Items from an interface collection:
# # # # # # #

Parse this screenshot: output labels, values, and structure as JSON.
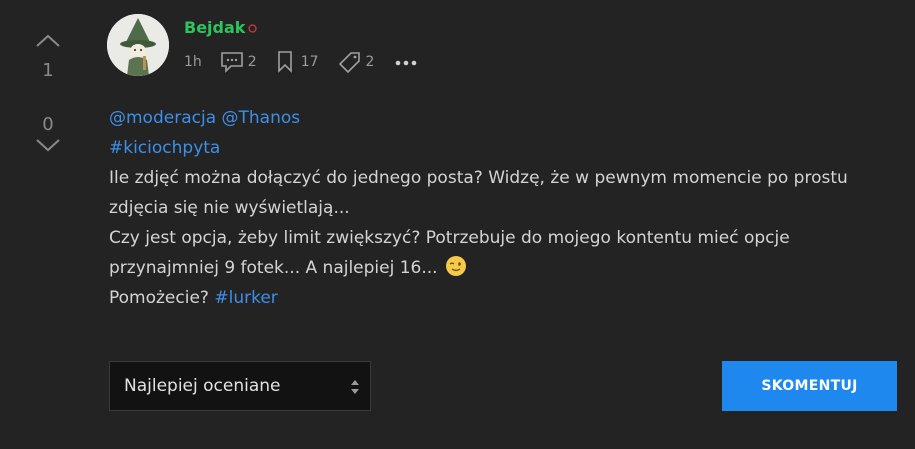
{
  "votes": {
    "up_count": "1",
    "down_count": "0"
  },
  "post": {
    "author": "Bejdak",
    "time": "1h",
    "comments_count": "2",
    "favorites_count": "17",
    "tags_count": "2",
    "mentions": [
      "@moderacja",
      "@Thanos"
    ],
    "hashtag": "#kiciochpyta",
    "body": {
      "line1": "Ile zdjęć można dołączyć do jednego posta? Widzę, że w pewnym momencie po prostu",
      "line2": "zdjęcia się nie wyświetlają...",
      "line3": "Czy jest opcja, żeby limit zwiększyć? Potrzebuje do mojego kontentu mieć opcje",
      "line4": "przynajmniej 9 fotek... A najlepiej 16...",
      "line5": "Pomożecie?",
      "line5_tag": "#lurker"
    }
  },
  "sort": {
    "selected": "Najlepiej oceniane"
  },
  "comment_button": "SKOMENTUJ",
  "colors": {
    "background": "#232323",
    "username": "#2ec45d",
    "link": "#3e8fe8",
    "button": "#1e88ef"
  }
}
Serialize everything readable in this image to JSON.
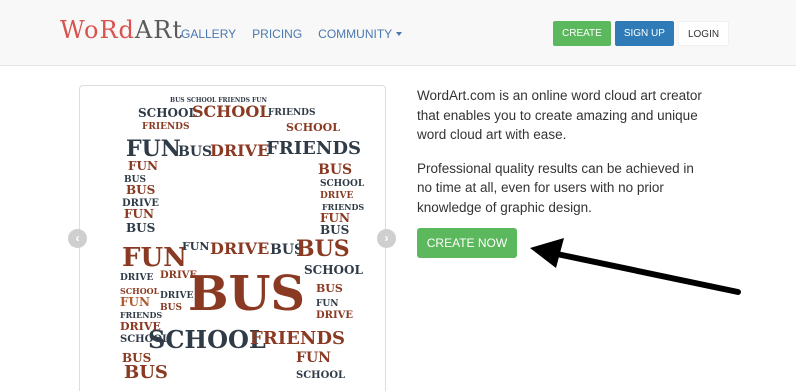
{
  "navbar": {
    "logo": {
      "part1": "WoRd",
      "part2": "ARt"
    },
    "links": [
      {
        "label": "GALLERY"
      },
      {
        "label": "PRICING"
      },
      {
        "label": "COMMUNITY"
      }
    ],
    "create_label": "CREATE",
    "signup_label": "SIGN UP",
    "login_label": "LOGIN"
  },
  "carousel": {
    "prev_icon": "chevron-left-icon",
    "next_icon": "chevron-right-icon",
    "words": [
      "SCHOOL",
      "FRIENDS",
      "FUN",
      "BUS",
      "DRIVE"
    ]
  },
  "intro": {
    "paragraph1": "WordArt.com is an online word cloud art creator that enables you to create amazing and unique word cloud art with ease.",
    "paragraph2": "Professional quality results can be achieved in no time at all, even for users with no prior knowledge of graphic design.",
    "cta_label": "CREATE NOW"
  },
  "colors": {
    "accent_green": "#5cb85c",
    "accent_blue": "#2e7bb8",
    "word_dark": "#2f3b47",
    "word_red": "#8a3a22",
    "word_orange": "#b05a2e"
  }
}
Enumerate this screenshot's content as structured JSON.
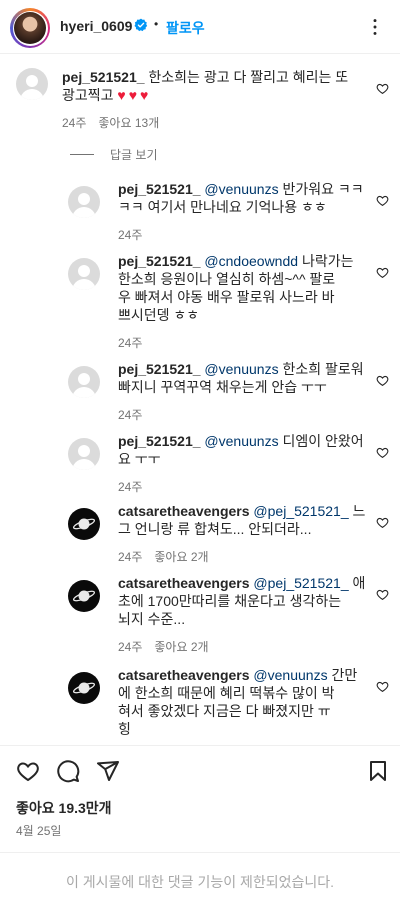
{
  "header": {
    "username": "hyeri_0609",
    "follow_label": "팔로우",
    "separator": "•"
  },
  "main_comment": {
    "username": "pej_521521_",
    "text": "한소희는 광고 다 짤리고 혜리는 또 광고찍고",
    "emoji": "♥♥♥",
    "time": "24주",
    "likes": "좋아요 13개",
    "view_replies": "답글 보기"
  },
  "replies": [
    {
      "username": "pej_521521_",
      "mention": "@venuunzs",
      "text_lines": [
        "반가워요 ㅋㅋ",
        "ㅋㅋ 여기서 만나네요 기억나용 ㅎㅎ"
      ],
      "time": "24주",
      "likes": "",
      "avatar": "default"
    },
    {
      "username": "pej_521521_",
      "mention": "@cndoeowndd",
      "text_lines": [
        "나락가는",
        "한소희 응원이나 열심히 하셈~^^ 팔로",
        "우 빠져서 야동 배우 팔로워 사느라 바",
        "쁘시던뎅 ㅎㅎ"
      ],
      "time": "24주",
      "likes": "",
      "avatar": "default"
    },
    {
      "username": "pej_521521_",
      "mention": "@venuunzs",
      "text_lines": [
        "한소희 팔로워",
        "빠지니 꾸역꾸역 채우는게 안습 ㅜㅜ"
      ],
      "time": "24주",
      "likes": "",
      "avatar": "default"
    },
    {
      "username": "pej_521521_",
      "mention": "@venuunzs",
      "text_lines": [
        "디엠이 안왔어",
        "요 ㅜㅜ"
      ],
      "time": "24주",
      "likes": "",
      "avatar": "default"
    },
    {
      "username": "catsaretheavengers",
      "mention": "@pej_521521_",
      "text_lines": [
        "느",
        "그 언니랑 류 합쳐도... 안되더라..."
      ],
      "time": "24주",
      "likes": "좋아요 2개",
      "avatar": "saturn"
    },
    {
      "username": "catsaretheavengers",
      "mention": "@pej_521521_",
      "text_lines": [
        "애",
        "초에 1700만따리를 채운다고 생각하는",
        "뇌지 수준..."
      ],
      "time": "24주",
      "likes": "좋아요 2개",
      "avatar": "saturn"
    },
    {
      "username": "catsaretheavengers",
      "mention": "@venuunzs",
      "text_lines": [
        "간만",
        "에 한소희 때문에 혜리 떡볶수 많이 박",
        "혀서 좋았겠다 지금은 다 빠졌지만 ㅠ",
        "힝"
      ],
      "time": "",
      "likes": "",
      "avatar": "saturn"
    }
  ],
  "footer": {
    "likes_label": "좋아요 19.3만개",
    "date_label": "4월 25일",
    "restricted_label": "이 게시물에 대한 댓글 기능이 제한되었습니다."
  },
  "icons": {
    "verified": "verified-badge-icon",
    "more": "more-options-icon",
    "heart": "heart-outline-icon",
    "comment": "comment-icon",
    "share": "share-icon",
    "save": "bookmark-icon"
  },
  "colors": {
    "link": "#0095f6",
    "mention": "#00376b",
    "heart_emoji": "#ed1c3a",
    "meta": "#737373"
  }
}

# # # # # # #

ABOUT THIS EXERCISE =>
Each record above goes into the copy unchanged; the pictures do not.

REPLY TO THE EXERCISE =>
Parse this screenshot: output labels, values, and structure as JSON.
{
  "votes": {
    "up_count": "1",
    "down_count": "0"
  },
  "post": {
    "author": "Bejdak",
    "time": "1h",
    "comments_count": "2",
    "favorites_count": "17",
    "tags_count": "2",
    "mentions": [
      "@moderacja",
      "@Thanos"
    ],
    "hashtag": "#kiciochpyta",
    "body": {
      "line1": "Ile zdjęć można dołączyć do jednego posta? Widzę, że w pewnym momencie po prostu",
      "line2": "zdjęcia się nie wyświetlają...",
      "line3": "Czy jest opcja, żeby limit zwiększyć? Potrzebuje do mojego kontentu mieć opcje",
      "line4": "przynajmniej 9 fotek... A najlepiej 16...",
      "line5": "Pomożecie?",
      "line5_tag": "#lurker"
    }
  },
  "sort": {
    "selected": "Najlepiej oceniane"
  },
  "comment_button": "SKOMENTUJ",
  "colors": {
    "background": "#232323",
    "username": "#2ec45d",
    "link": "#3e8fe8",
    "button": "#1e88ef"
  }
}
Serialize everything readable in this image to JSON.
{
  "navbar": {
    "logo": {
      "part1": "WoRd",
      "part2": "ARt"
    },
    "links": [
      {
        "label": "GALLERY"
      },
      {
        "label": "PRICING"
      },
      {
        "label": "COMMUNITY"
      }
    ],
    "create_label": "CREATE",
    "signup_label": "SIGN UP",
    "login_label": "LOGIN"
  },
  "carousel": {
    "prev_icon": "chevron-left-icon",
    "next_icon": "chevron-right-icon",
    "words": [
      "SCHOOL",
      "FRIENDS",
      "FUN",
      "BUS",
      "DRIVE"
    ]
  },
  "intro": {
    "paragraph1": "WordArt.com is an online word cloud art creator that enables you to create amazing and unique word cloud art with ease.",
    "paragraph2": "Professional quality results can be achieved in no time at all, even for users with no prior knowledge of graphic design.",
    "cta_label": "CREATE NOW"
  },
  "colors": {
    "accent_green": "#5cb85c",
    "accent_blue": "#2e7bb8",
    "word_dark": "#2f3b47",
    "word_red": "#8a3a22",
    "word_orange": "#b05a2e"
  }
}
Enumerate this screenshot's content as structured JSON.
{
  "header": {
    "username": "hyeri_0609",
    "follow_label": "팔로우",
    "separator": "•"
  },
  "main_comment": {
    "username": "pej_521521_",
    "text": "한소희는 광고 다 짤리고 혜리는 또 광고찍고",
    "emoji": "♥♥♥",
    "time": "24주",
    "likes": "좋아요 13개",
    "view_replies": "답글 보기"
  },
  "replies": [
    {
      "username": "pej_521521_",
      "mention": "@venuunzs",
      "text_lines": [
        "반가워요 ㅋㅋ",
        "ㅋㅋ 여기서 만나네요 기억나용 ㅎㅎ"
      ],
      "time": "24주",
      "likes": "",
      "avatar": "default"
    },
    {
      "username": "pej_521521_",
      "mention": "@cndoeowndd",
      "text_lines": [
        "나락가는",
        "한소희 응원이나 열심히 하셈~^^ 팔로",
        "우 빠져서 야동 배우 팔로워 사느라 바",
        "쁘시던뎅 ㅎㅎ"
      ],
      "time": "24주",
      "likes": "",
      "avatar": "default"
    },
    {
      "username": "pej_521521_",
      "mention": "@venuunzs",
      "text_lines": [
        "한소희 팔로워",
        "빠지니 꾸역꾸역 채우는게 안습 ㅜㅜ"
      ],
      "time": "24주",
      "likes": "",
      "avatar": "default"
    },
    {
      "username": "pej_521521_",
      "mention": "@venuunzs",
      "text_lines": [
        "디엠이 안왔어",
        "요 ㅜㅜ"
      ],
      "time": "24주",
      "likes": "",
      "avatar": "default"
    },
    {
      "username": "catsaretheavengers",
      "mention": "@pej_521521_",
      "text_lines": [
        "느",
        "그 언니랑 류 합쳐도... 안되더라..."
      ],
      "time": "24주",
      "likes": "좋아요 2개",
      "avatar": "saturn"
    },
    {
      "username": "catsaretheavengers",
      "mention": "@pej_521521_",
      "text_lines": [
        "애",
        "초에 1700만따리를 채운다고 생각하는",
        "뇌지 수준..."
      ],
      "time": "24주",
      "likes": "좋아요 2개",
      "avatar": "saturn"
    },
    {
      "username": "catsaretheavengers",
      "mention": "@venuunzs",
      "text_lines": [
        "간만",
        "에 한소희 때문에 혜리 떡볶수 많이 박",
        "혀서 좋았겠다 지금은 다 빠졌지만 ㅠ",
        "힝"
      ],
      "time": "",
      "likes": "",
      "avatar": "saturn"
    }
  ],
  "footer": {
    "likes_label": "좋아요 19.3만개",
    "date_label": "4월 25일",
    "restricted_label": "이 게시물에 대한 댓글 기능이 제한되었습니다."
  },
  "icons": {
    "verified": "verified-badge-icon",
    "more": "more-options-icon",
    "heart": "heart-outline-icon",
    "comment": "comment-icon",
    "share": "share-icon",
    "save": "bookmark-icon"
  },
  "colors": {
    "link": "#0095f6",
    "mention": "#00376b",
    "heart_emoji": "#ed1c3a",
    "meta": "#737373"
  }
}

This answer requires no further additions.